* [REQUIREMENT]: Copy each line below exactly as it appears. Pictures are to be omitted.
---
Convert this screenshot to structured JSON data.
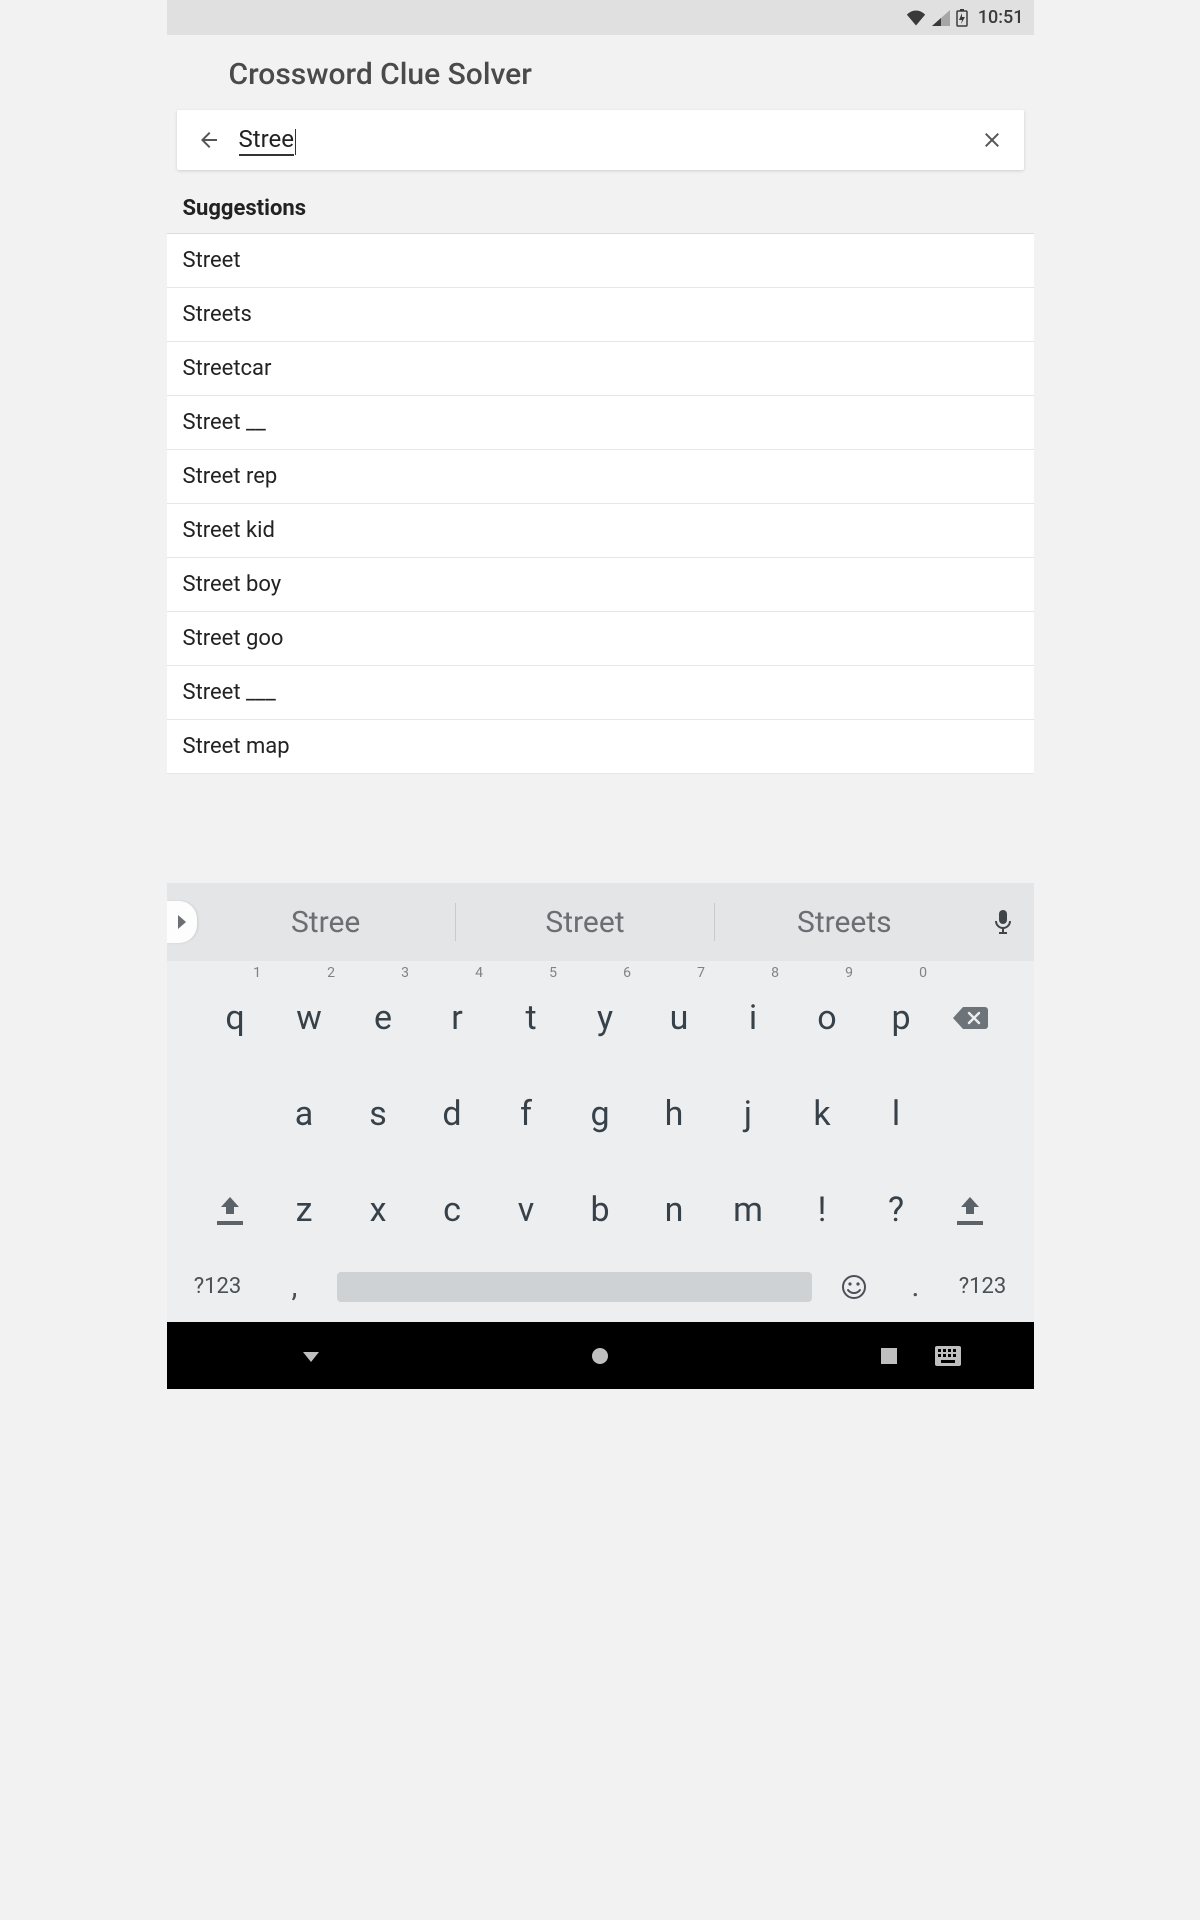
{
  "status": {
    "time": "10:51"
  },
  "header": {
    "title": "Crossword Clue Solver"
  },
  "search": {
    "value": "Stree"
  },
  "suggestions": {
    "header": "Suggestions",
    "items": [
      "Street",
      "Streets",
      "Streetcar",
      "Street __",
      "Street rep",
      "Street kid",
      "Street boy",
      "Street goo",
      "Street ___",
      "Street map"
    ]
  },
  "keyboard": {
    "predictions": [
      "Stree",
      "Street",
      "Streets"
    ],
    "row1": [
      {
        "k": "q",
        "n": "1"
      },
      {
        "k": "w",
        "n": "2"
      },
      {
        "k": "e",
        "n": "3"
      },
      {
        "k": "r",
        "n": "4"
      },
      {
        "k": "t",
        "n": "5"
      },
      {
        "k": "y",
        "n": "6"
      },
      {
        "k": "u",
        "n": "7"
      },
      {
        "k": "i",
        "n": "8"
      },
      {
        "k": "o",
        "n": "9"
      },
      {
        "k": "p",
        "n": "0"
      }
    ],
    "row2": [
      "a",
      "s",
      "d",
      "f",
      "g",
      "h",
      "j",
      "k",
      "l"
    ],
    "row3": [
      "z",
      "x",
      "c",
      "v",
      "b",
      "n",
      "m",
      "!",
      "?"
    ],
    "sym": "?123",
    "comma": ",",
    "dot": "."
  }
}
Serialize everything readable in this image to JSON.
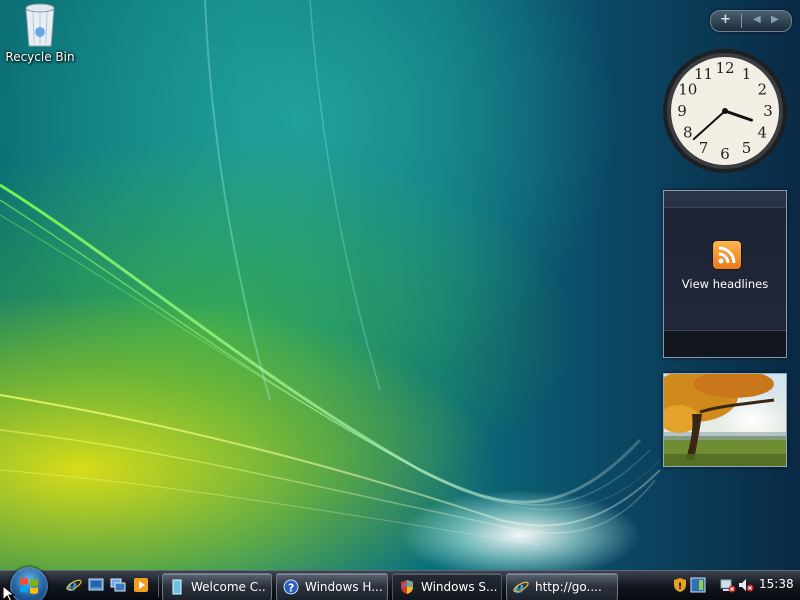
{
  "desktop": {
    "icons": [
      {
        "label": "Recycle Bin",
        "icon": "recycle-bin-icon"
      }
    ]
  },
  "sidebar": {
    "controls": {
      "add_icon": "+",
      "prev_icon": "◀",
      "next_icon": "▶"
    },
    "clock": {
      "hour": 3,
      "minute": 38,
      "numbers": [
        "12",
        "1",
        "2",
        "3",
        "4",
        "5",
        "6",
        "7",
        "8",
        "9",
        "10",
        "11"
      ]
    },
    "feed": {
      "text": "View headlines",
      "icon": "rss-icon"
    },
    "slideshow": {
      "image": "autumn-tree-photo"
    }
  },
  "taskbar": {
    "start_icon": "windows-logo-icon",
    "quick_launch": [
      {
        "icon": "internet-explorer-icon"
      },
      {
        "icon": "show-desktop-icon"
      },
      {
        "icon": "switch-windows-icon"
      },
      {
        "icon": "media-player-icon"
      }
    ],
    "tasks": [
      {
        "label": "Welcome C...",
        "icon": "welcome-center-icon"
      },
      {
        "label": "Windows H...",
        "icon": "help-icon"
      },
      {
        "label": "Windows S...",
        "icon": "security-shield-icon",
        "active": true
      },
      {
        "label": "http://go....",
        "icon": "internet-explorer-icon"
      }
    ],
    "tray": {
      "icons": [
        "security-alert-icon",
        "sidebar-tray-icon",
        "network-disconnected-icon",
        "volume-muted-icon"
      ],
      "time": "15:38"
    }
  }
}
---
* [RESULT OF THIS EXERCISE]:
Convert this screenshot to structured JSON data.
{
  "status": {
    "time": "10:51"
  },
  "header": {
    "title": "Crossword Clue Solver"
  },
  "search": {
    "value": "Stree"
  },
  "suggestions": {
    "header": "Suggestions",
    "items": [
      "Street",
      "Streets",
      "Streetcar",
      "Street __",
      "Street rep",
      "Street kid",
      "Street boy",
      "Street goo",
      "Street ___",
      "Street map"
    ]
  },
  "keyboard": {
    "predictions": [
      "Stree",
      "Street",
      "Streets"
    ],
    "row1": [
      {
        "k": "q",
        "n": "1"
      },
      {
        "k": "w",
        "n": "2"
      },
      {
        "k": "e",
        "n": "3"
      },
      {
        "k": "r",
        "n": "4"
      },
      {
        "k": "t",
        "n": "5"
      },
      {
        "k": "y",
        "n": "6"
      },
      {
        "k": "u",
        "n": "7"
      },
      {
        "k": "i",
        "n": "8"
      },
      {
        "k": "o",
        "n": "9"
      },
      {
        "k": "p",
        "n": "0"
      }
    ],
    "row2": [
      "a",
      "s",
      "d",
      "f",
      "g",
      "h",
      "j",
      "k",
      "l"
    ],
    "row3": [
      "z",
      "x",
      "c",
      "v",
      "b",
      "n",
      "m",
      "!",
      "?"
    ],
    "sym": "?123",
    "comma": ",",
    "dot": "."
  }
}
Serialize everything readable in this image to JSON.
{
  "desktop": {
    "icons": [
      {
        "label": "Recycle Bin",
        "icon": "recycle-bin-icon"
      }
    ]
  },
  "sidebar": {
    "controls": {
      "add_icon": "+",
      "prev_icon": "◀",
      "next_icon": "▶"
    },
    "clock": {
      "hour": 3,
      "minute": 38,
      "numbers": [
        "12",
        "1",
        "2",
        "3",
        "4",
        "5",
        "6",
        "7",
        "8",
        "9",
        "10",
        "11"
      ]
    },
    "feed": {
      "text": "View headlines",
      "icon": "rss-icon"
    },
    "slideshow": {
      "image": "autumn-tree-photo"
    }
  },
  "taskbar": {
    "start_icon": "windows-logo-icon",
    "quick_launch": [
      {
        "icon": "internet-explorer-icon"
      },
      {
        "icon": "show-desktop-icon"
      },
      {
        "icon": "switch-windows-icon"
      },
      {
        "icon": "media-player-icon"
      }
    ],
    "tasks": [
      {
        "label": "Welcome C...",
        "icon": "welcome-center-icon"
      },
      {
        "label": "Windows H...",
        "icon": "help-icon"
      },
      {
        "label": "Windows S...",
        "icon": "security-shield-icon",
        "active": true
      },
      {
        "label": "http://go....",
        "icon": "internet-explorer-icon"
      }
    ],
    "tray": {
      "icons": [
        "security-alert-icon",
        "sidebar-tray-icon",
        "network-disconnected-icon",
        "volume-muted-icon"
      ],
      "time": "15:38"
    }
  }
}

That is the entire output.